This is the chance the Angels have now with, as lonely female Angels fans call him; Gorgeous Bourjos (look at his eyes, OMG! #SingleGirlProblems). By his performance in 2011, the club has seen what Bourjos is capable of. Yet, his performance in the early part of 2012 gives the Angels a window of opportunity where his value has suddenly plummeted. Don’t worry; this window is much cleaner than the one in my kitchen. Is he capable of hitting .270 with 11 homeruns at the major league level consistently? Probably not. But, is he better than his .216 batting average and zero power production of this year? The smart money would say he is. Even if he falls somewhere in between the two, at around a .250 batting average with 35 extra base hits and 15 stolen bases per year, a centerfielder with his defensive excellence is an extremely rare commodity and immensely valuable part of a major league team. Especially when you consider the longest contract of any Angels pitcher belongs to an extreme fly ball pitcher, Jered Weaver. Do you think Weaver would like to look behind him and see both Trout and Bourjos covering hundreds of feet at a time for the next five years? I would venture to guess Jered would reply with an emphatic “yes” and a fist pump. Jered Weaver is a scary guy; you don’t want to be on the wrong side of that fist pump.

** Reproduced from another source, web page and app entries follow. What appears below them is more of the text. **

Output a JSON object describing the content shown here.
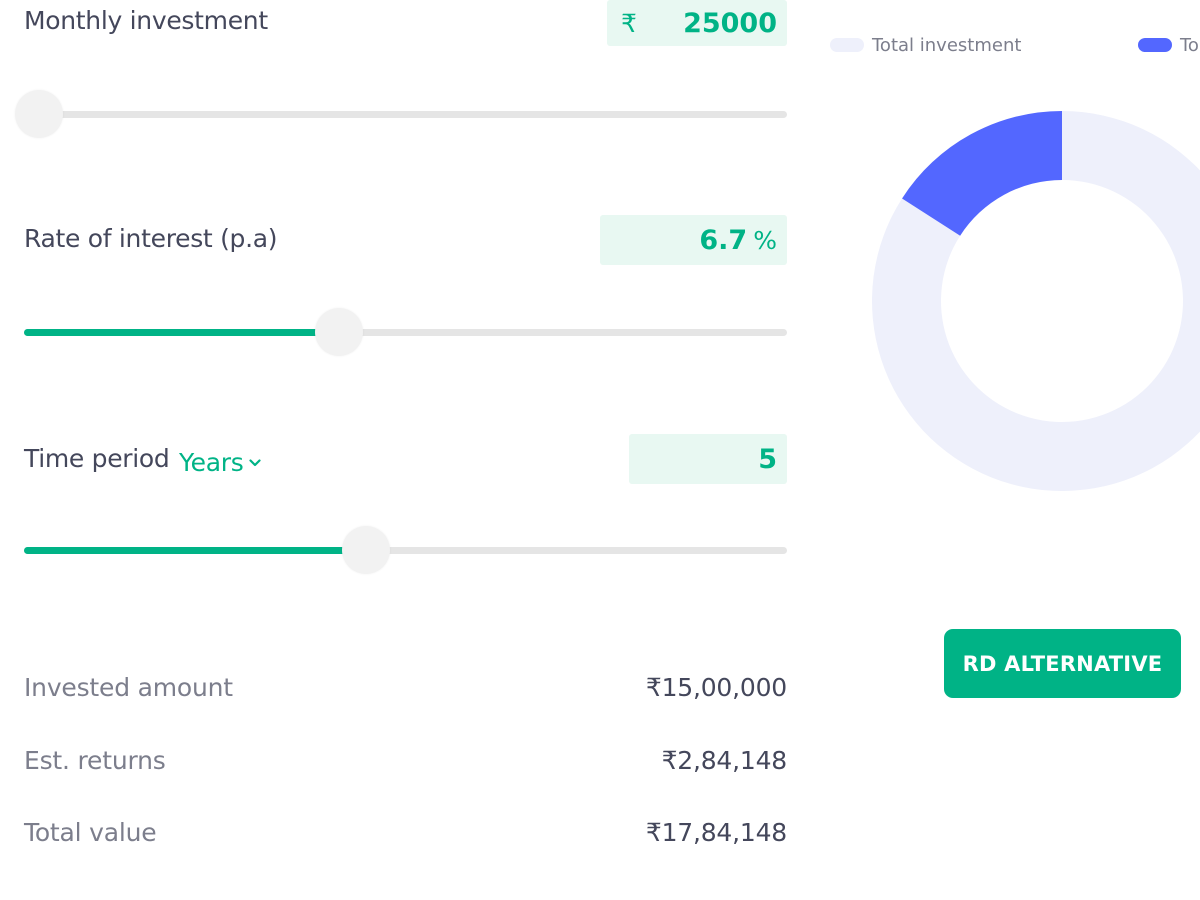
{
  "inputs": {
    "monthly_investment": {
      "label": "Monthly investment",
      "prefix": "₹",
      "value": "25000",
      "slider_fraction": 0.02
    },
    "rate_of_interest": {
      "label": "Rate of interest (p.a)",
      "value": "6.7",
      "suffix": "%",
      "slider_fraction": 0.413
    },
    "time_period": {
      "label": "Time period",
      "unit": "Years",
      "value": "5",
      "slider_fraction": 0.448
    }
  },
  "results": {
    "invested_amount": {
      "label": "Invested amount",
      "value": "₹15,00,000"
    },
    "est_returns": {
      "label": "Est. returns",
      "value": "₹2,84,148"
    },
    "total_value": {
      "label": "Total value",
      "value": "₹17,84,148"
    }
  },
  "legend": {
    "total_investment": "Total investment",
    "total_returns": "To"
  },
  "colors": {
    "accent": "#00b386",
    "accent_light": "#e8f8f2",
    "investment_segment": "#eef0fb",
    "returns_segment": "#5367ff"
  },
  "chart_data": {
    "type": "pie",
    "style": "donut",
    "categories": [
      "Total investment",
      "Total returns"
    ],
    "values": [
      1500000,
      284148
    ]
  },
  "cta": {
    "label": "RD ALTERNATIVE"
  }
}
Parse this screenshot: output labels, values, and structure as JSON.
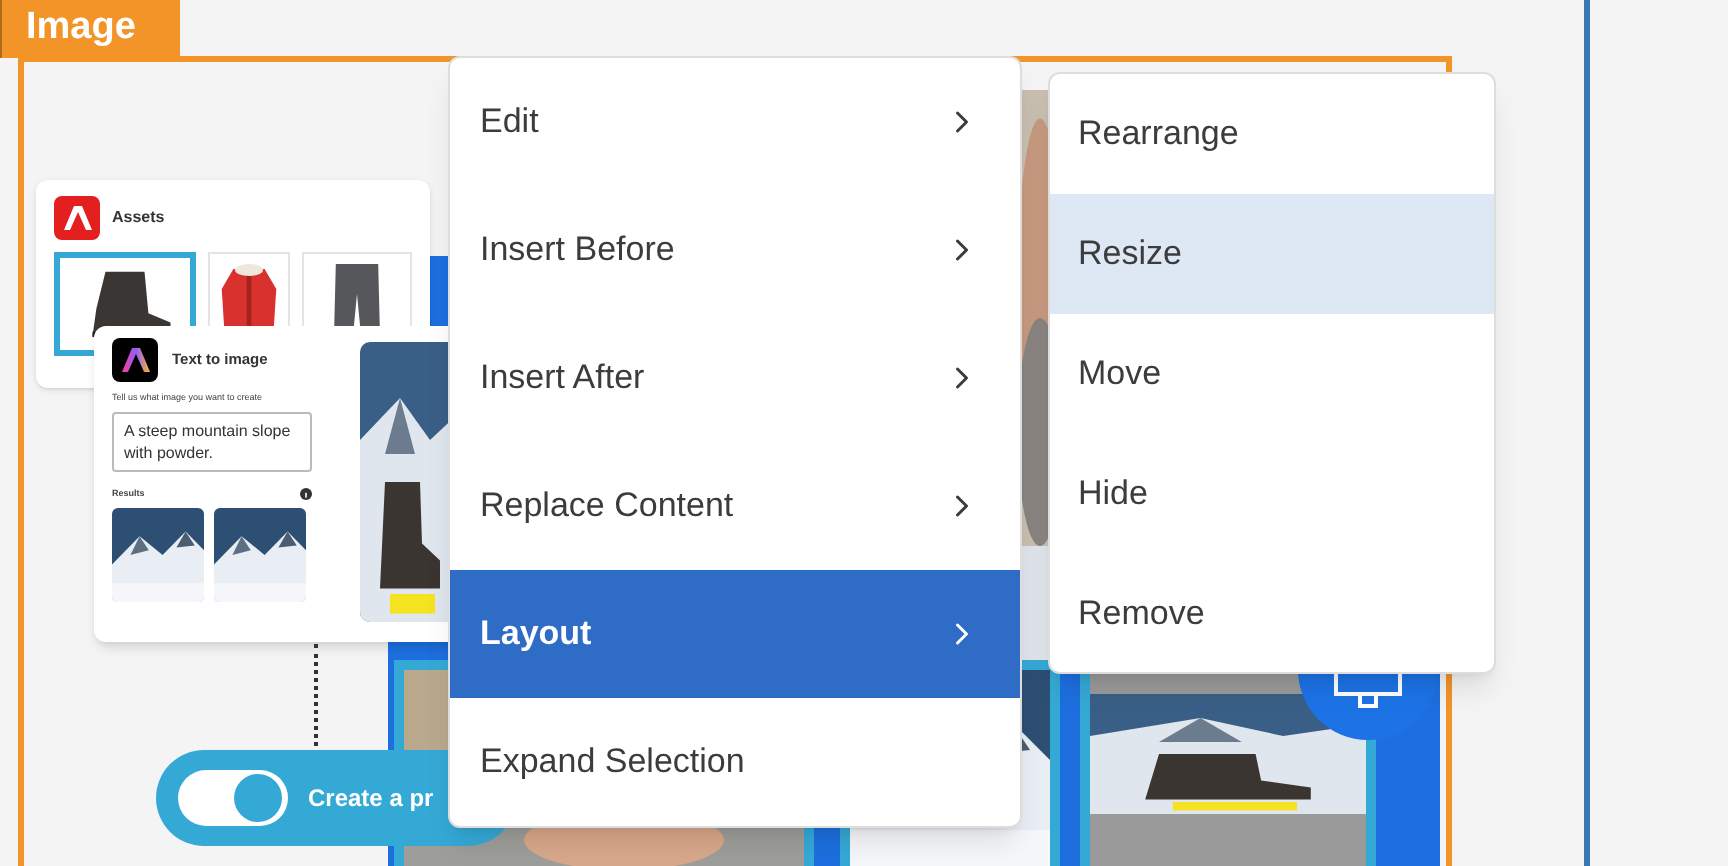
{
  "section_tab": "Image",
  "assets_card": {
    "title": "Assets"
  },
  "text_to_image_card": {
    "title": "Text to image",
    "prompt_label": "Tell us what image you want to create",
    "prompt": "A steep mountain slope with powder.",
    "results_label": "Results"
  },
  "toggle": {
    "label": "Create a pr",
    "on": true
  },
  "context_menu": {
    "items": [
      {
        "label": "Edit",
        "has_submenu": true,
        "selected": false
      },
      {
        "label": "Insert Before",
        "has_submenu": true,
        "selected": false
      },
      {
        "label": "Insert After",
        "has_submenu": true,
        "selected": false
      },
      {
        "label": "Replace Content",
        "has_submenu": true,
        "selected": false
      },
      {
        "label": "Layout",
        "has_submenu": true,
        "selected": true
      },
      {
        "label": "Expand Selection",
        "has_submenu": false,
        "selected": false
      }
    ]
  },
  "submenu": {
    "items": [
      {
        "label": "Rearrange",
        "selected": false
      },
      {
        "label": "Resize",
        "selected": true
      },
      {
        "label": "Move",
        "selected": false
      },
      {
        "label": "Hide",
        "selected": false
      },
      {
        "label": "Remove",
        "selected": false
      }
    ]
  }
}
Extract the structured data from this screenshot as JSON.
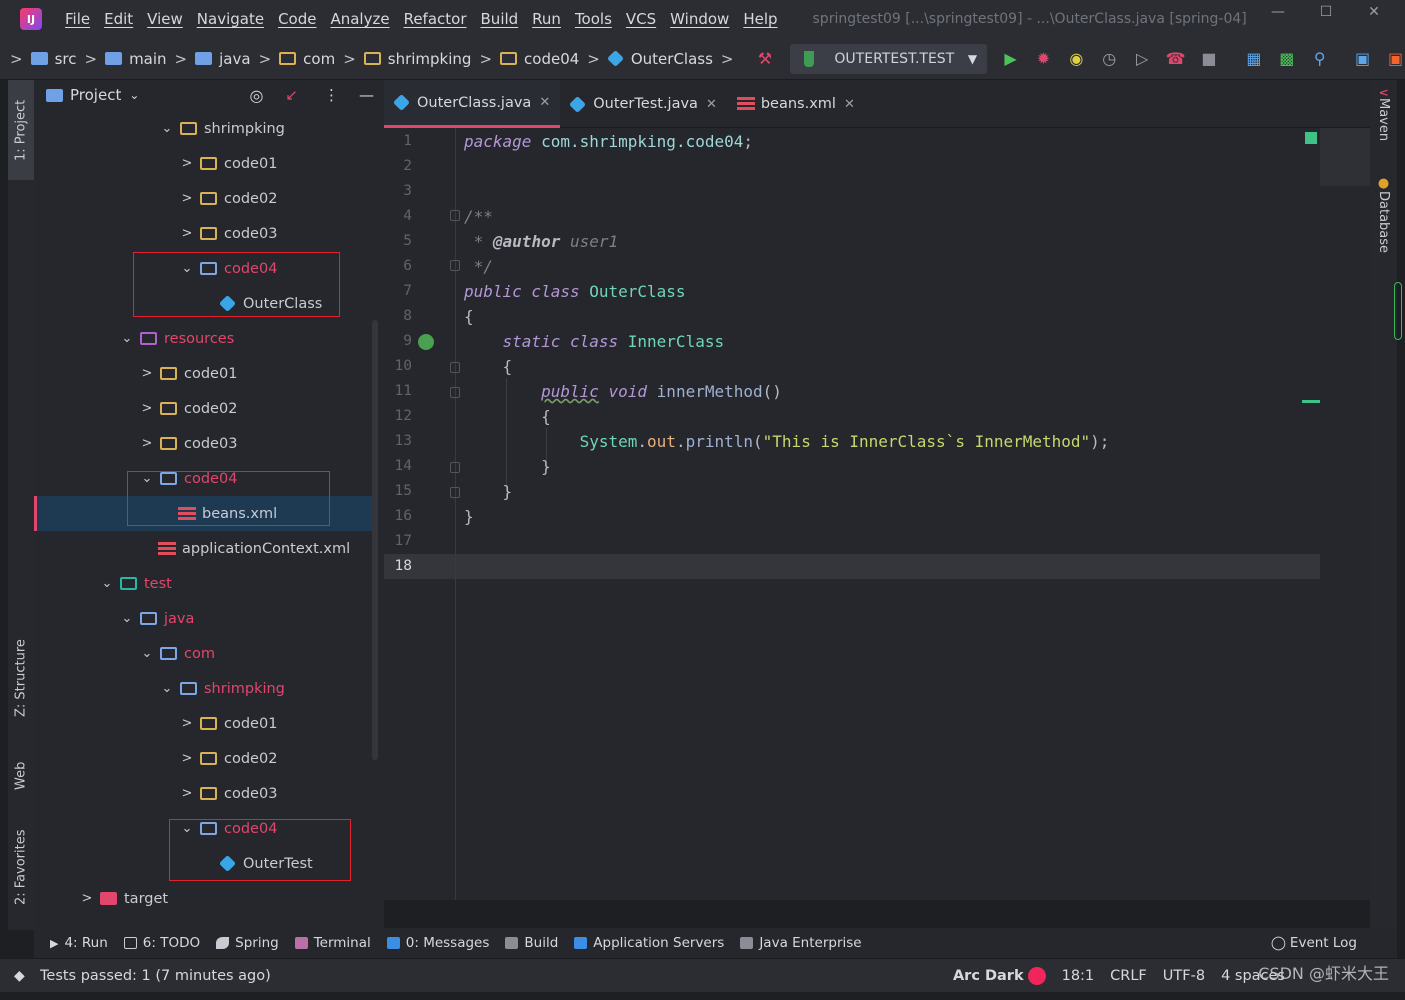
{
  "menubar": [
    "File",
    "Edit",
    "View",
    "Navigate",
    "Code",
    "Analyze",
    "Refactor",
    "Build",
    "Run",
    "Tools",
    "VCS",
    "Window",
    "Help"
  ],
  "window_title": "springtest09 [...\\springtest09] - ...\\OuterClass.java [spring-04]",
  "breadcrumbs": [
    "src",
    "main",
    "java",
    "com",
    "shrimpking",
    "code04",
    "OuterClass"
  ],
  "run_config": "OUTERTEST.TEST",
  "left_tabs": {
    "project": "1: Project",
    "structure": "Z: Structure",
    "web": "Web",
    "favorites": "2: Favorites"
  },
  "right_tabs": {
    "maven": "Maven",
    "database": "Database"
  },
  "project_panel": {
    "title": "Project",
    "tree": [
      {
        "label": "shrimpking",
        "type": "folder"
      },
      {
        "label": "code01",
        "type": "folder"
      },
      {
        "label": "code02",
        "type": "folder"
      },
      {
        "label": "code03",
        "type": "folder"
      },
      {
        "label": "code04",
        "type": "folder"
      },
      {
        "label": "OuterClass",
        "type": "class"
      },
      {
        "label": "resources",
        "type": "res"
      },
      {
        "label": "code01",
        "type": "folder"
      },
      {
        "label": "code02",
        "type": "folder"
      },
      {
        "label": "code03",
        "type": "folder"
      },
      {
        "label": "code04",
        "type": "folder"
      },
      {
        "label": "beans.xml",
        "type": "xml"
      },
      {
        "label": "applicationContext.xml",
        "type": "xml"
      },
      {
        "label": "test",
        "type": "folder"
      },
      {
        "label": "java",
        "type": "folder"
      },
      {
        "label": "com",
        "type": "folder"
      },
      {
        "label": "shrimpking",
        "type": "folder"
      },
      {
        "label": "code01",
        "type": "folder"
      },
      {
        "label": "code02",
        "type": "folder"
      },
      {
        "label": "code03",
        "type": "folder"
      },
      {
        "label": "code04",
        "type": "folder"
      },
      {
        "label": "OuterTest",
        "type": "class"
      },
      {
        "label": "target",
        "type": "folder"
      }
    ]
  },
  "tabs": [
    {
      "label": "OuterClass.java",
      "active": true
    },
    {
      "label": "OuterTest.java",
      "active": false
    },
    {
      "label": "beans.xml",
      "active": false
    }
  ],
  "editor": {
    "current_line": 18,
    "line_numbers": [
      "1",
      "2",
      "3",
      "4",
      "5",
      "6",
      "7",
      "8",
      "9",
      "10",
      "11",
      "12",
      "13",
      "14",
      "15",
      "16",
      "17",
      "18"
    ]
  },
  "tool_windows": [
    "4: Run",
    "6: TODO",
    "Spring",
    "Terminal",
    "0: Messages",
    "Build",
    "Application Servers",
    "Java Enterprise"
  ],
  "event_log": "Event Log",
  "status": {
    "message": "Tests passed: 1 (7 minutes ago)",
    "theme": "Arc Dark",
    "position": "18:1",
    "line_ending": "CRLF",
    "encoding": "UTF-8",
    "indent": "4 spaces"
  },
  "watermark": "CSDN @虾米大王",
  "colors": {
    "accent": "#e2466d",
    "selection": "#1e3a52",
    "run_green": "#48a050",
    "annotation_box": "#e2222c"
  }
}
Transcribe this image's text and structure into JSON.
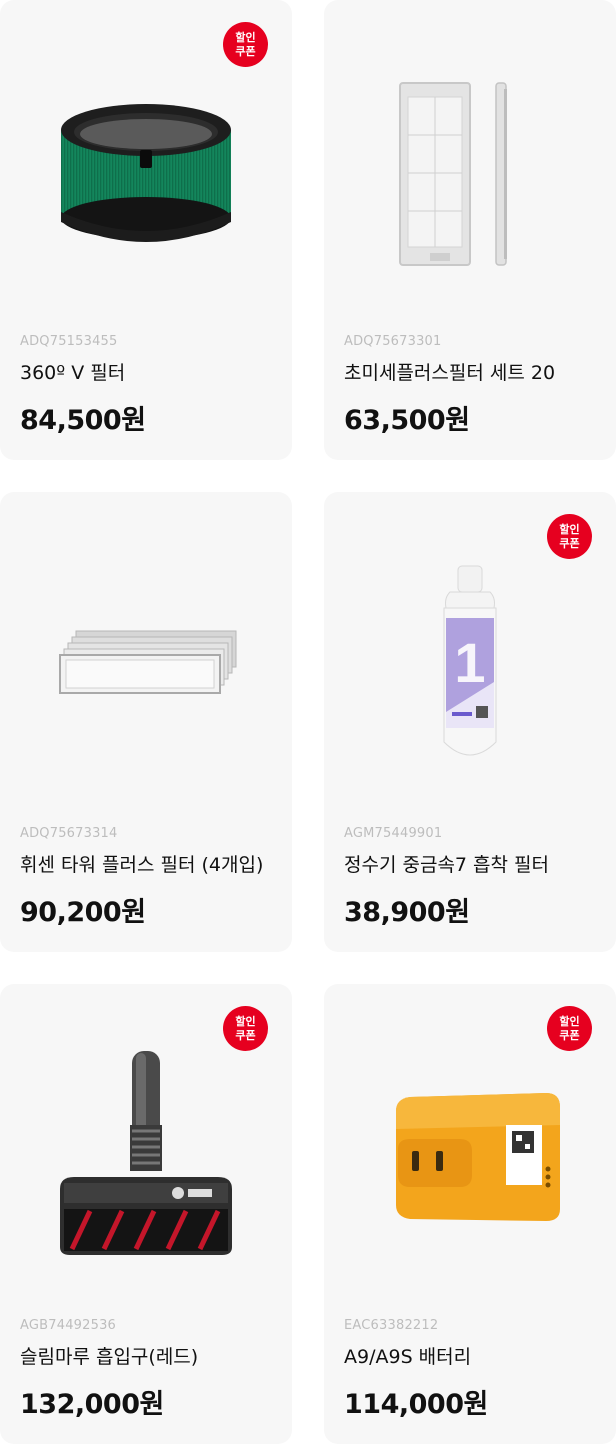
{
  "badge": {
    "line1": "할인",
    "line2": "쿠폰"
  },
  "products": [
    {
      "sku": "ADQ75153455",
      "name": "360º V 필터",
      "price": "84,500원",
      "coupon": true,
      "image": "cylindrical-filter-image"
    },
    {
      "sku": "ADQ75673301",
      "name": "초미세플러스필터 세트 20",
      "price": "63,500원",
      "coupon": false,
      "image": "panel-filter-set-image"
    },
    {
      "sku": "ADQ75673314",
      "name": "휘센 타워 플러스 필터 (4개입)",
      "price": "90,200원",
      "coupon": false,
      "image": "stacked-filter-image"
    },
    {
      "sku": "AGM75449901",
      "name": "정수기 중금속7 흡착 필터",
      "price": "38,900원",
      "coupon": true,
      "image": "water-filter-cartridge-image"
    },
    {
      "sku": "AGB74492536",
      "name": "슬림마루 흡입구(레드)",
      "price": "132,000원",
      "coupon": true,
      "image": "vacuum-nozzle-image"
    },
    {
      "sku": "EAC63382212",
      "name": "A9/A9S 배터리",
      "price": "114,000원",
      "coupon": true,
      "image": "battery-pack-image"
    }
  ]
}
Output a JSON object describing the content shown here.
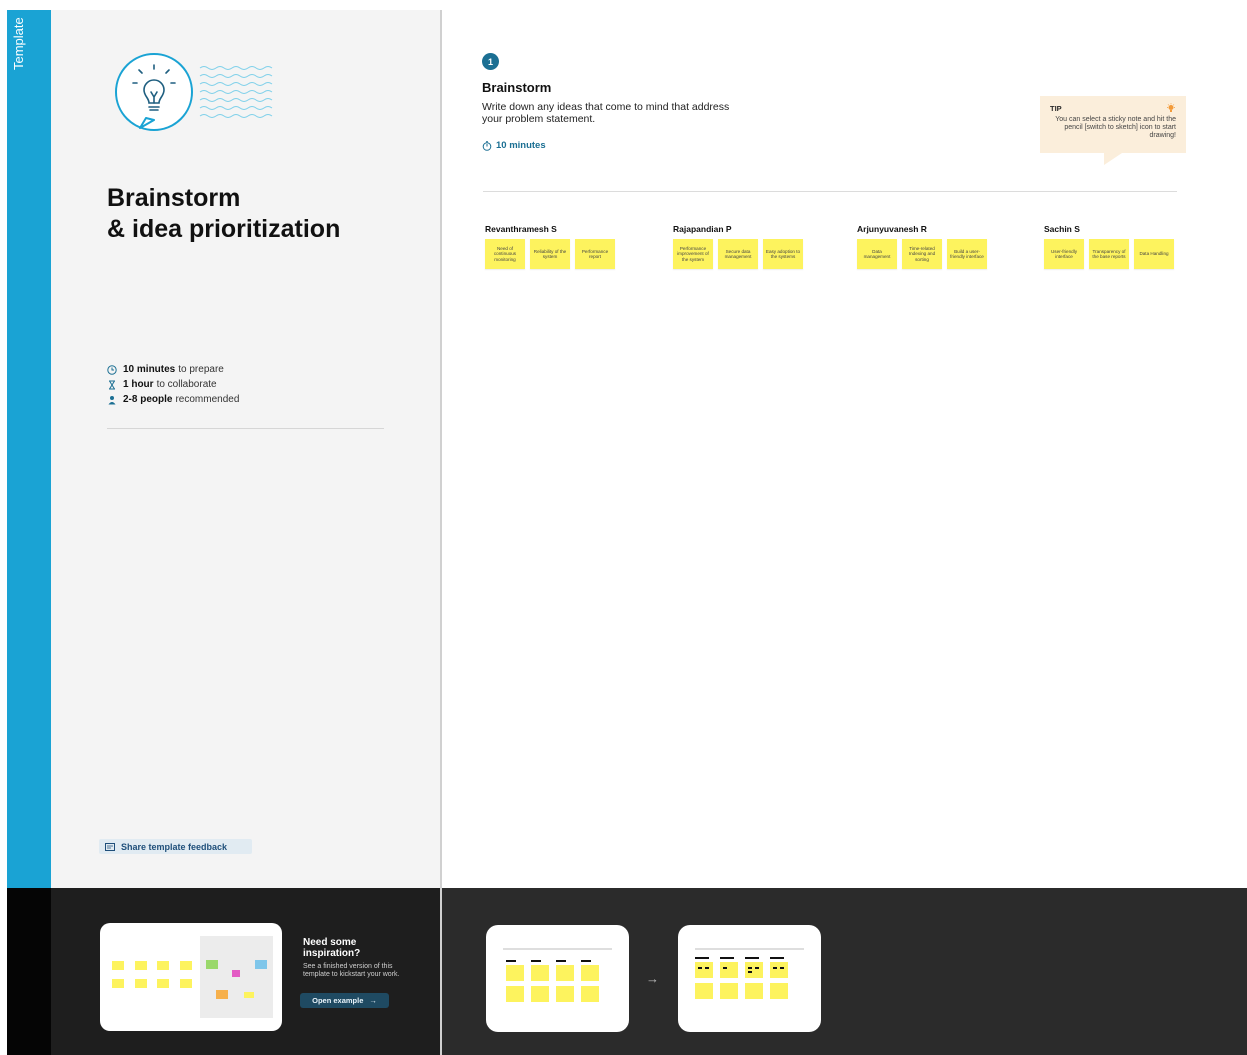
{
  "side_strip": {
    "label": "Template",
    "color": "#1aa3d4"
  },
  "left_panel": {
    "title_line1": "Brainstorm",
    "title_line2": "& idea prioritization",
    "meta": [
      {
        "icon": "clock-icon",
        "bold": "10 minutes",
        "rest": "to prepare"
      },
      {
        "icon": "hourglass-icon",
        "bold": "1 hour",
        "rest": "to collaborate"
      },
      {
        "icon": "person-icon",
        "bold": "2-8 people",
        "rest": "recommended"
      }
    ],
    "feedback_label": "Share template feedback"
  },
  "step": {
    "number": "1",
    "title": "Brainstorm",
    "description": "Write down any ideas that come to mind that address your problem statement.",
    "time": "10 minutes"
  },
  "tip": {
    "title": "TIP",
    "text": "You can select a sticky note and hit the pencil [switch to sketch] icon to start drawing!"
  },
  "people": [
    {
      "name": "Revanthramesh S",
      "notes": [
        "Need of continuous monitoring",
        "Reliability of the system",
        "Performance report"
      ]
    },
    {
      "name": "Rajapandian P",
      "notes": [
        "Performance improvement of the system",
        "Secure data management",
        "Easy adoption to the systems"
      ]
    },
    {
      "name": "Arjunyuvanesh R",
      "notes": [
        "Data management",
        "Time-related Indexing and sorting",
        "Build a user-friendly interface"
      ]
    },
    {
      "name": "Sachin S",
      "notes": [
        "User-friendly interface",
        "Transparency of the base reports",
        "Data Handling"
      ]
    }
  ],
  "inspiration": {
    "title": "Need some inspiration?",
    "text": "See a finished version of this template to kickstart your work.",
    "button_label": "Open example"
  },
  "colors": {
    "accent_blue": "#1aa3d4",
    "step_badge": "#1b6f93",
    "sticky_yellow": "#fdf35e",
    "tip_background": "#fbeedb"
  }
}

I do not know what dollar amount the value of Peter Bourjos is at the moment. I do realize, however, that his value is significantly lower than it was last year, and probably lower than it ever will be. Peter Bourjos’ value is probably lower than James Earl Jones’ voice. With the current financial structure of the team, having big money contracts guaranteed to Vernon Wells, Albert Pujols, Jered Weaver, and CJ Wilson, the Angels need to start spending smarter. This means doing things like signing Bourjos, Trout, and maybe even Mark Trumbo to long term deals before they reach a dollar amount of no return. Yes, I said it, even sign Mark Trumbo.
Bourjos is eligible for free agency after the end of his age 30 season, so any contract longer than the one Baltimore gave to Jones is too long. In addition, signing players to long term contracts whose main skill is based around their speed is also dangerous, because once they lose that extra step, they become borderline replacement level players. See: Figgins, Chone. Yet, I do think it is reasonable to sign him to a 6 year deal right now. Like I said, I do not know how the market values defensively great players with questionable bat skills, so I will not even estimate the how many dollars it would take to lock him up. I do know, though, that it would probably be worth every penny. And that contract would definitely still leave Prince Fielder hungry.
In conclusion, this is a plea from Bourjos to the Angels, and from me to my roommate: Dear Angels Organization (beautiful, wonderful roommate), if you keep me around, I promise, I will become a contributing member of this outfield (household). Just, please, sign me long term right now (don’t ditch me yet), and I will prove to you I’m worth every penny (bottle) of money you spend (Windex we will buy). Thank you, and sorry I struck out yesterday (drank all of your beer yesterday). Have a good day.
Originally published June 2012.